Unlike some designers who like to ease players into the round, Mackenzie did just the opposite. The opening hole is a 440-yard par 4 brute, followed by a 420-yard par 4 and an uphill 195-yard monster par 3 guarded by five bunkers. Survive those three holes and a player might make it to the back nine, where Mackenzie gives you three more challenging holes to start, including No. 11, an uphill 379-yard par 4 that plays more like 400 yards to a well-bunkered green.

Pasatiempo is a straight-forward golf course. Monterey pines line the generous fairways. That said, the terrain rarely leaves golfers with a level lie, creating a measure of uncertainty when preparing for their next shot.

Hoyt, who joined Pasatiempo two years ago, is a native of the area and always has been a fan of the course.
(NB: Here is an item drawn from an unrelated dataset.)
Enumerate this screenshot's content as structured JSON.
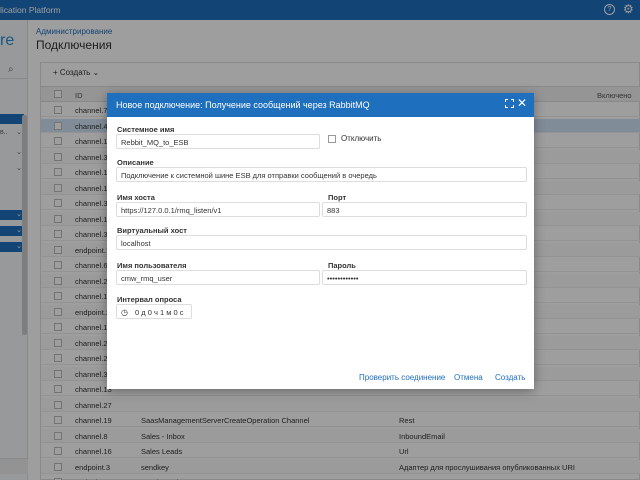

“The golf course sells itself,” he said. “We are an internationally recognized property now, but everybody keeps saying it’s this great secret. We’re trapped between the Olympic Club (San Francisco) and Pebble Beach. Everybody knows Pebble Beach and Monterey.”

If Pasatiempo was a well-kept secret, U.S. Opens played at the aforementioned courses in the past four years did much to open the eyes of the general public.

“When people came for those, they asked where they should go play and they all ended up here,” Hoyt said. “When you are in same sentence as Augusta National and Cypress Point, as well as all the other MacKenzie courses in the world, it’s quite humbling. So many people say this was his favorite course.”

MacKenzie lived just off the sixth fairway, about 100 yards from the green on the tight par 5. He called the 16th hole, another spectacular par 4 that requires an uphill approach shot over a ravine to a three-tiered green, as the best two-shot hole he ever designed.

If there is one surprising aspect of Pasatiempo, it’s that MacKenzie designed large, undulating greens. That goes a little against the style of the time period. And while the greens are large, they are treacherous. The old saying, “you have to keep it below the hole in the Open,” most definitely applies to Pasatiempo, where nearly every pin position can be considered a “Sunday pin.”

Hoyt says it doesn’t matter what the pin position is each day — somebody will complain. That’s a testament to the difficulty of the greens. He also points out that most of the members have improved their short games.

“They say it’s either sell their membership, break a lot of clubs, quit golf or figure out what the heck to do,” Hoyt said, laughing.

Quitting before playing Pasatiempo? Now, that’s no laughing matter.

Reprinted from the Florence (Ala.) TimesDaily.